(Material for the task begins)
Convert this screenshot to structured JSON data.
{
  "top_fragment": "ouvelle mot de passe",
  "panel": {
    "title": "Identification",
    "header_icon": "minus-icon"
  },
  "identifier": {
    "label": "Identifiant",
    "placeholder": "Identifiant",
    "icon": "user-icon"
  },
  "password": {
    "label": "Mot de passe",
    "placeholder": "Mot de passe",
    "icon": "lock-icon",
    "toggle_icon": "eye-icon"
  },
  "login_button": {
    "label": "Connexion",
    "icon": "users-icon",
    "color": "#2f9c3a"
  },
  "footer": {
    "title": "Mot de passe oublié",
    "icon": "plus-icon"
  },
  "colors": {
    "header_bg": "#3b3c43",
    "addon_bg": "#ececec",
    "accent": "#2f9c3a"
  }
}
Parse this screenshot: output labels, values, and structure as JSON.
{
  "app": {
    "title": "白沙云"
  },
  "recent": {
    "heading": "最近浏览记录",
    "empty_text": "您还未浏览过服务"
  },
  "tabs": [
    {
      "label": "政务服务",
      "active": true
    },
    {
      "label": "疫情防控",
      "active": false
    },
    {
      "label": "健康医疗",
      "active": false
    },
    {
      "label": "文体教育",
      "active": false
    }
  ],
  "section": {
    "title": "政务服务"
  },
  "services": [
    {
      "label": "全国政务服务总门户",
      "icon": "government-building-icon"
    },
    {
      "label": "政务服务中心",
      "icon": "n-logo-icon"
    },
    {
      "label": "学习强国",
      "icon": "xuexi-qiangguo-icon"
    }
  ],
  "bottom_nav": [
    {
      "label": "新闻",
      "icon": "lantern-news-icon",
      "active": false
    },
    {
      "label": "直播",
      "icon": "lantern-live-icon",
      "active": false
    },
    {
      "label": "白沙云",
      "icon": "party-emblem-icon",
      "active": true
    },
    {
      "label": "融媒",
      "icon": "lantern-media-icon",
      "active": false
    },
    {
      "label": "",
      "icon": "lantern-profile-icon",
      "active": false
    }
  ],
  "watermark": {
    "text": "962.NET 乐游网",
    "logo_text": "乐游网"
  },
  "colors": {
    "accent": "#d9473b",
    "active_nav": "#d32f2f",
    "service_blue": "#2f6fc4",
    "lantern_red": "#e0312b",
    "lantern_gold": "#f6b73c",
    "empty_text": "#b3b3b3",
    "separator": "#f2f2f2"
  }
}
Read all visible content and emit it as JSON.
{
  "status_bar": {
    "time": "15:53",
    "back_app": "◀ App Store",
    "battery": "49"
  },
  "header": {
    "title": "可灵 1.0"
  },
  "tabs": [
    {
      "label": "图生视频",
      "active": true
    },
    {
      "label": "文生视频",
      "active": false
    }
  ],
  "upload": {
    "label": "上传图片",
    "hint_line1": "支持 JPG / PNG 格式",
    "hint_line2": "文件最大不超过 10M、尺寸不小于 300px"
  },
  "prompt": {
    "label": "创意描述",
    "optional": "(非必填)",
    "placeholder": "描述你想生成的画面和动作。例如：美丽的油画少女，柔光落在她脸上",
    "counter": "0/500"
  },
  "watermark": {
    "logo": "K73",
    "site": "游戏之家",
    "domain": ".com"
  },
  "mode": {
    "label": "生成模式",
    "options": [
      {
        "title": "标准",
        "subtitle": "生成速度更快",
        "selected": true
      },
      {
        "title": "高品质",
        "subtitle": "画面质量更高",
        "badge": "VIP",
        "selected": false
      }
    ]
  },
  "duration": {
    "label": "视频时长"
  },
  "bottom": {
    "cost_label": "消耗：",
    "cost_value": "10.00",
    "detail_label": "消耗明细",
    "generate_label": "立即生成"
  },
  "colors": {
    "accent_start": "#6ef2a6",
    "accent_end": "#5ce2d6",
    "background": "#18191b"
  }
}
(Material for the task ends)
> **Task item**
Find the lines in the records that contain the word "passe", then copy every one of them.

> **Result of this task**
  "top_fragment": "ouvelle mot de passe",
    "label": "Mot de passe",
    "placeholder": "Mot de passe",
    "title": "Mot de passe oublié",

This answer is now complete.